- State Roundup: Governor signs budget fix bills
- Rauner, Democratic leaders shake hands and make law
- State roundup: National guardsman and cousin arrested in terror plot
- Lawmaker says license plate readers a privacy threat
- Bryant not the first to feel impact of free agency rules
- State Roundup: Parents’ group calls for standardized test opt-out bill
- Hononegah Mack: ‘The best woman in the county’
- The tip of the iceberg: Human trafficking in America
- State Roundup: House passes proposal to fill current fiscal year budget gap
- ‘Hogs streak hits 4 as race tightens
Madigan urges Congress to extend tax relief to struggling homeowners
Online Staff Report

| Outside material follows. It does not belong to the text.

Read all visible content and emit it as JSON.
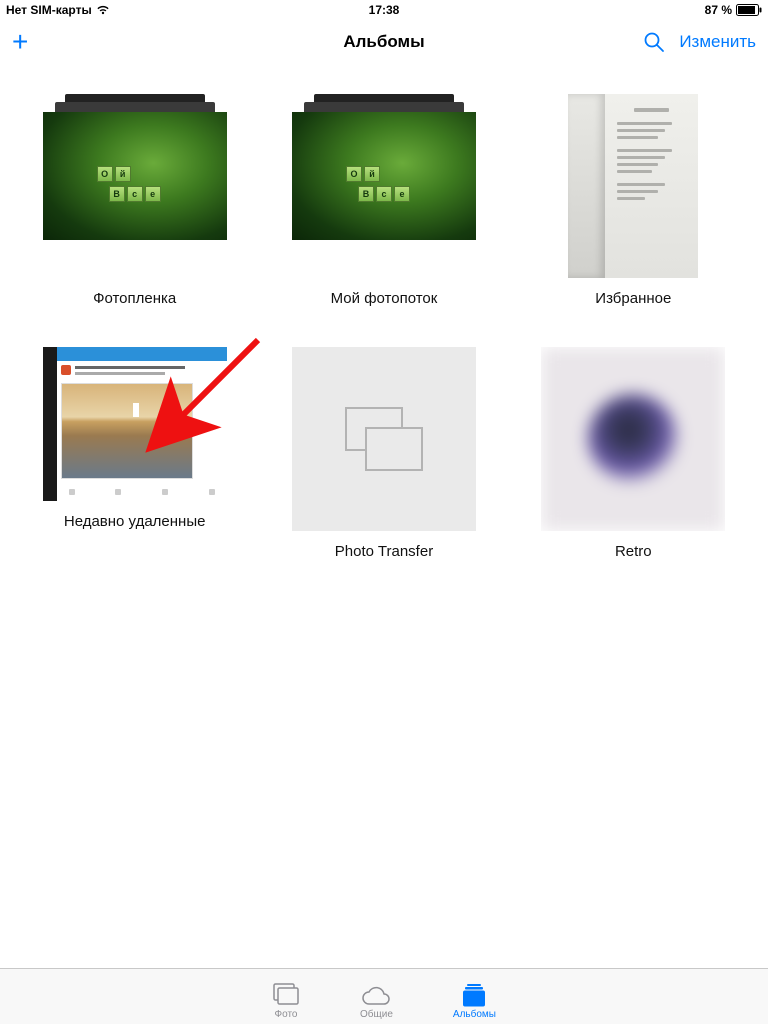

CHICAGO — Illinois Attorney General Lisa Madigan (D) joined 41 of her counterparts Nov. 20 in calling on Congress to extend tax relief for homeowners who have mortgage debt canceled or forgiven because of financial hardship or declining home values.

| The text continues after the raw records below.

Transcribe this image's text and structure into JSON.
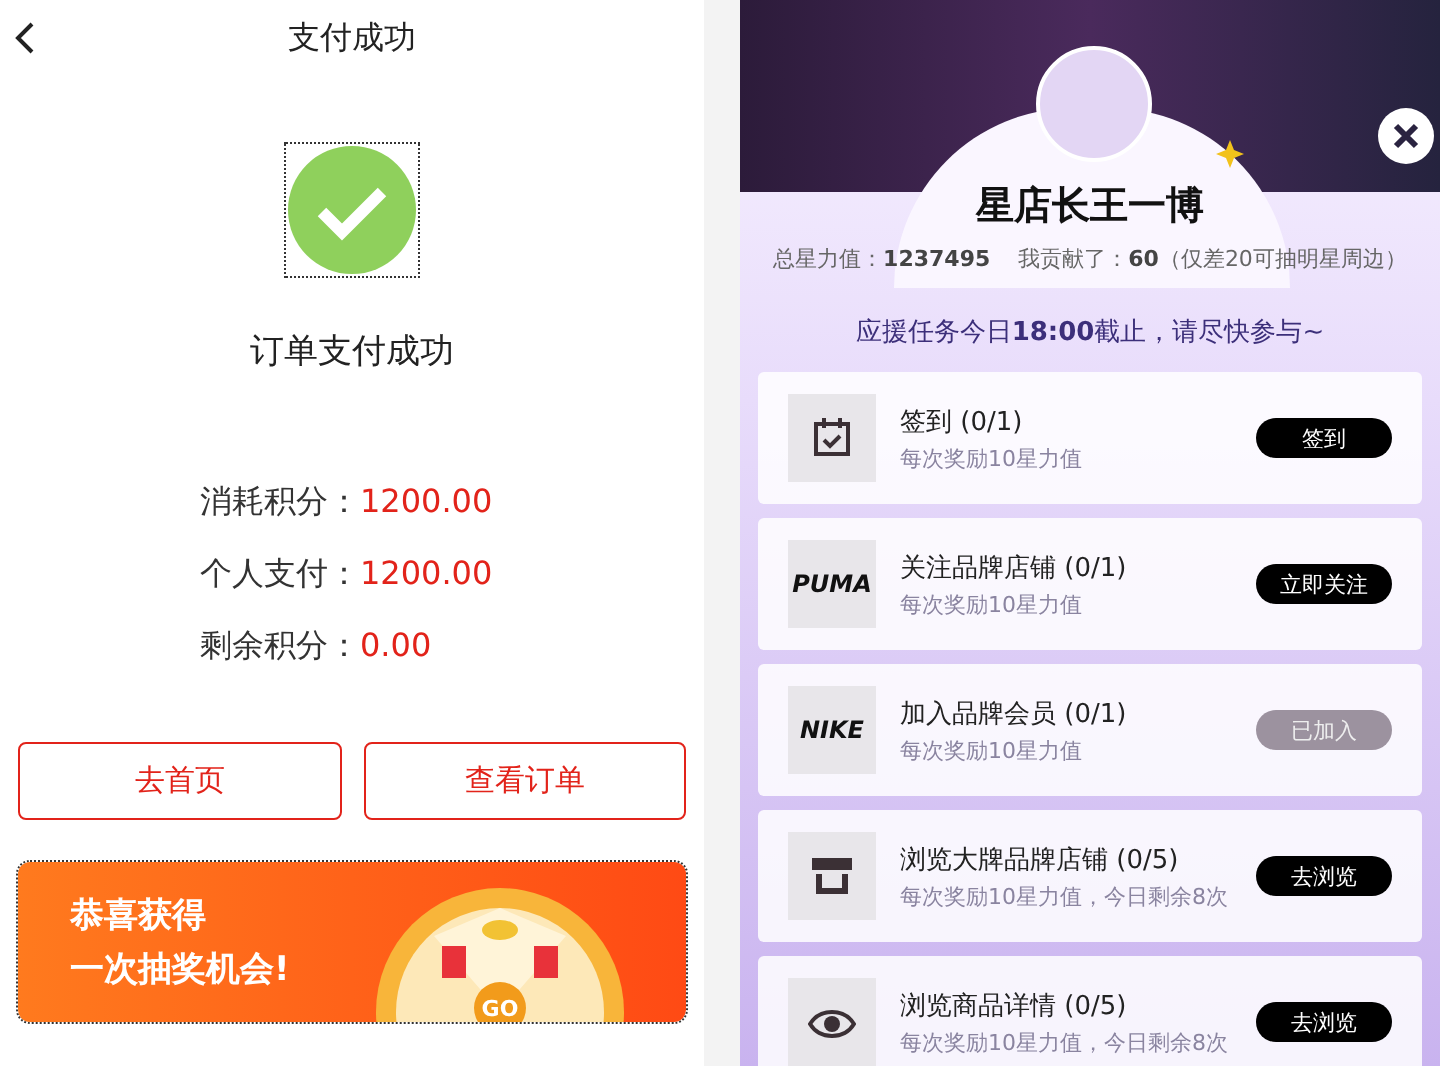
{
  "payment": {
    "title": "支付成功",
    "status": "订单支付成功",
    "details": [
      {
        "label": "消耗积分：",
        "value": "1200.00"
      },
      {
        "label": "个人支付：",
        "value": "1200.00"
      },
      {
        "label": "剩余积分：",
        "value": "0.00"
      }
    ],
    "buttons": [
      "去首页",
      "查看订单"
    ],
    "banner": {
      "lines": [
        "恭喜获得",
        "一次抽奖机会!"
      ],
      "wheel_button": "GO"
    }
  },
  "popup": {
    "name": "星店长王一博",
    "total_label": "总星力值：",
    "total": "1237495",
    "contrib_label": "我贡献了：",
    "contrib": "60",
    "contrib_note": "（仅差20可抽明星周边）",
    "notice": "应援任务今日**18:00**截止，请尽快参与~",
    "tasks": [
      {
        "kind": "calendar",
        "title": "签到 (0/1)",
        "subtitle": "每次奖励10星力值",
        "button": "签到",
        "done": false
      },
      {
        "kind": "puma",
        "logo": "PUMA",
        "title": "关注品牌店铺 (0/1)",
        "subtitle": "每次奖励10星力值",
        "button": "立即关注",
        "done": false
      },
      {
        "kind": "nike",
        "logo": "NIKE",
        "title": "加入品牌会员 (0/1)",
        "subtitle": "每次奖励10星力值",
        "button": "已加入",
        "done": true
      },
      {
        "kind": "store",
        "title": "浏览大牌品牌店铺 (0/5)",
        "subtitle": "每次奖励10星力值，今日剩余8次",
        "button": "去浏览",
        "done": false
      },
      {
        "kind": "eye",
        "title": "浏览商品详情 (0/5)",
        "subtitle": "每次奖励10星力值，今日剩余8次",
        "button": "去浏览",
        "done": false
      }
    ]
  }
}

Under the federal Mortgage Debt Relief Act, in effect since 2007, a distressed homeowner’s mortgage debt that is forgiven after a foreclosure, a short sale or through a loan modification can be excluded from a taxpayer’s calculation of taxable income. The exclusion, which only applies to mortgage debt forgiven on primary residences, is set to expire Dec. 31.
In a letter to U.S. House and Senate leaders, the Attorneys General asked to extend the exclusion for distressed homeowners. The letter noted that allowing the exclusion to expire would cause homeowners who receive relief under the $25 billion national foreclosure settlement, as well as other mortgage debt relief programs, to face up to $1.3 billion in tax increases, according to the Congressional Budget Office.

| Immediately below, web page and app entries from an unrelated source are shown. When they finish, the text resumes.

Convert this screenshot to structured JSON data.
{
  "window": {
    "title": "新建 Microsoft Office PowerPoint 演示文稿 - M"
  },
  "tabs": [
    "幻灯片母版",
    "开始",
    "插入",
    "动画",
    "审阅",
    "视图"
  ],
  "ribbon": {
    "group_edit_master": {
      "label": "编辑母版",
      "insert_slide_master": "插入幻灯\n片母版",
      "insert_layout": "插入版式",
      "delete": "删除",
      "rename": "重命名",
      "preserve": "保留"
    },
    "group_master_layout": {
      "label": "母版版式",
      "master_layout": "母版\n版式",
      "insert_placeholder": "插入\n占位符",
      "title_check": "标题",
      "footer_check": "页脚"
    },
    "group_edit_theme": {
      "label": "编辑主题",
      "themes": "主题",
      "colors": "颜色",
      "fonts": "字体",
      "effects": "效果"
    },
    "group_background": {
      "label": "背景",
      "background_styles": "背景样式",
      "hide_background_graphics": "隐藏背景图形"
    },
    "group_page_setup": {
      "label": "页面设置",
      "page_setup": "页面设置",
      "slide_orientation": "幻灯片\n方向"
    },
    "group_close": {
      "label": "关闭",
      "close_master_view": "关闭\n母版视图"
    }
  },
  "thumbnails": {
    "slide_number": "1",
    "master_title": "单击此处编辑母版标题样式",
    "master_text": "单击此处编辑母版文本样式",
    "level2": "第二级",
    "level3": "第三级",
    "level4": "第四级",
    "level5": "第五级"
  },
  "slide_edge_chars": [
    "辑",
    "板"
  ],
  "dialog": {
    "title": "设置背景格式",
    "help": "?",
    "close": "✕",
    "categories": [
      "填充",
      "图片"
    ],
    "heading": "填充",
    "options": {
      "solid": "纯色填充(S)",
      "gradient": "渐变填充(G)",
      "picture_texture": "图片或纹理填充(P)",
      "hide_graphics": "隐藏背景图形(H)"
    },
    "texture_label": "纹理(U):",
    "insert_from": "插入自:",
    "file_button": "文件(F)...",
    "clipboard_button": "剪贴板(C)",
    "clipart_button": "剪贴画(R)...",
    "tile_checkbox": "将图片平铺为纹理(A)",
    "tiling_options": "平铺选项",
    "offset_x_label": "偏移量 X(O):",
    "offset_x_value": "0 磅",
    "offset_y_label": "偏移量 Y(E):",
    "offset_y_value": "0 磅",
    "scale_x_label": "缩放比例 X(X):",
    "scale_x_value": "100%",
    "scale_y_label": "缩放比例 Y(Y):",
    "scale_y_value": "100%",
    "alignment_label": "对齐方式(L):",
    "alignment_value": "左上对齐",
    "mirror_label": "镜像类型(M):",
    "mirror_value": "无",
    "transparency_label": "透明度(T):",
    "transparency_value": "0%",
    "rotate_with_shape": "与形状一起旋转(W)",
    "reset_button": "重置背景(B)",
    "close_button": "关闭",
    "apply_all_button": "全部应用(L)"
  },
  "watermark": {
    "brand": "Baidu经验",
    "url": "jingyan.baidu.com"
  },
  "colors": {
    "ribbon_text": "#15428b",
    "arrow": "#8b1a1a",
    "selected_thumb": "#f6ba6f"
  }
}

“Failure to extend this tax relief would hurt the very families we set out to help in the national foreclosure settlement,” Madigan said. “We need to do everything we can to encourage — not deter — struggling homeowners to seek help to stay in their homes.”
An extension is included in the Family and Business Tax Cut Certainty Act of 2012 (S. 3521), which recently passed out of the Senate Finance Committee with bipartisan support.
Posted Nov. 20, 2012